BRIEF ::
Pictures are not part of the copy; reproduce the remaining data exactly.

- - -

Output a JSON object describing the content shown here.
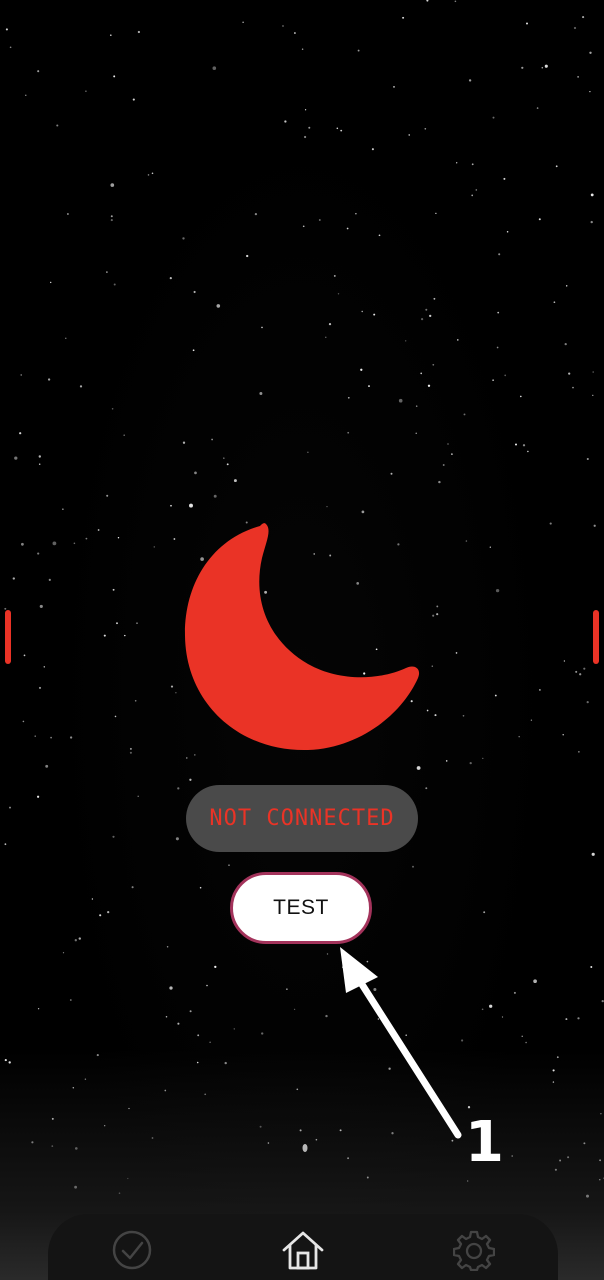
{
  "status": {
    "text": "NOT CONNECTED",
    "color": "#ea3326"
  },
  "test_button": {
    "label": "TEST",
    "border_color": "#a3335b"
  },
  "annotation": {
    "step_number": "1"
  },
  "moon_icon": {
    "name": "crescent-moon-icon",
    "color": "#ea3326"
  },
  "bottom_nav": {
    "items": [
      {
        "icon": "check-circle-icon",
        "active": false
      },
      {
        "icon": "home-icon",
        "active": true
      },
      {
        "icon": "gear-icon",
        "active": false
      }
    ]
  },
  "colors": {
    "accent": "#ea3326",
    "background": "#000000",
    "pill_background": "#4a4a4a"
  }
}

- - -

EXERCISE SOLUTION ::
Output a JSON object describing the content shown here.
{
  "status": {
    "text": "NOT CONNECTED",
    "color": "#ea3326"
  },
  "test_button": {
    "label": "TEST",
    "border_color": "#a3335b"
  },
  "annotation": {
    "step_number": "1"
  },
  "moon_icon": {
    "name": "crescent-moon-icon",
    "color": "#ea3326"
  },
  "bottom_nav": {
    "items": [
      {
        "icon": "check-circle-icon",
        "active": false
      },
      {
        "icon": "home-icon",
        "active": true
      },
      {
        "icon": "gear-icon",
        "active": false
      }
    ]
  },
  "colors": {
    "accent": "#ea3326",
    "background": "#000000",
    "pill_background": "#4a4a4a"
  }
}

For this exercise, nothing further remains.